-- Records to use --
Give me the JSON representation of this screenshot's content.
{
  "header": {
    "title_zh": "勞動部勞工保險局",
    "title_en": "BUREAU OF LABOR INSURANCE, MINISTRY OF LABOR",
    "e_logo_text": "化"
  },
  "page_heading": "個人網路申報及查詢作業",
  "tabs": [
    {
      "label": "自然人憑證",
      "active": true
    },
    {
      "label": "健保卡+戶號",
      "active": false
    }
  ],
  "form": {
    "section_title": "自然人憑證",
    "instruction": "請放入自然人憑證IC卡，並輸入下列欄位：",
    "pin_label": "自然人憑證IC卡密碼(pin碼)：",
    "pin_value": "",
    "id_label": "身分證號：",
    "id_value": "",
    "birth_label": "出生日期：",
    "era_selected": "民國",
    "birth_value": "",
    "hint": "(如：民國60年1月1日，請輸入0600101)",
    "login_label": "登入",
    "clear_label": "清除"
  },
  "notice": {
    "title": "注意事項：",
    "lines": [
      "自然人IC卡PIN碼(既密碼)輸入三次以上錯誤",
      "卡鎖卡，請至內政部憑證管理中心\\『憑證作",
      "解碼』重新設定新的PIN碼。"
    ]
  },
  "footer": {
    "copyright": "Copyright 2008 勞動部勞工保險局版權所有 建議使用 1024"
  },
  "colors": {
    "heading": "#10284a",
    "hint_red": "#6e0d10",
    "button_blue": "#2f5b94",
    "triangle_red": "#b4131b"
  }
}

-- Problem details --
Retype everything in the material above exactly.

-- Task output --
Give me the JSON representation of this screenshot's content.
{
  "header": {
    "title_zh": "勞動部勞工保險局",
    "title_en": "BUREAU OF LABOR INSURANCE, MINISTRY OF LABOR",
    "e_logo_text": "化"
  },
  "page_heading": "個人網路申報及查詢作業",
  "tabs": [
    {
      "label": "自然人憑證",
      "active": true
    },
    {
      "label": "健保卡+戶號",
      "active": false
    }
  ],
  "form": {
    "section_title": "自然人憑證",
    "instruction": "請放入自然人憑證IC卡，並輸入下列欄位：",
    "pin_label": "自然人憑證IC卡密碼(pin碼)：",
    "pin_value": "",
    "id_label": "身分證號：",
    "id_value": "",
    "birth_label": "出生日期：",
    "era_selected": "民國",
    "birth_value": "",
    "hint": "(如：民國60年1月1日，請輸入0600101)",
    "login_label": "登入",
    "clear_label": "清除"
  },
  "notice": {
    "title": "注意事項：",
    "lines": [
      "自然人IC卡PIN碼(既密碼)輸入三次以上錯誤",
      "卡鎖卡，請至內政部憑證管理中心\\『憑證作",
      "解碼』重新設定新的PIN碼。"
    ]
  },
  "footer": {
    "copyright": "Copyright 2008 勞動部勞工保險局版權所有 建議使用 1024"
  },
  "colors": {
    "heading": "#10284a",
    "hint_red": "#6e0d10",
    "button_blue": "#2f5b94",
    "triangle_red": "#b4131b"
  }
}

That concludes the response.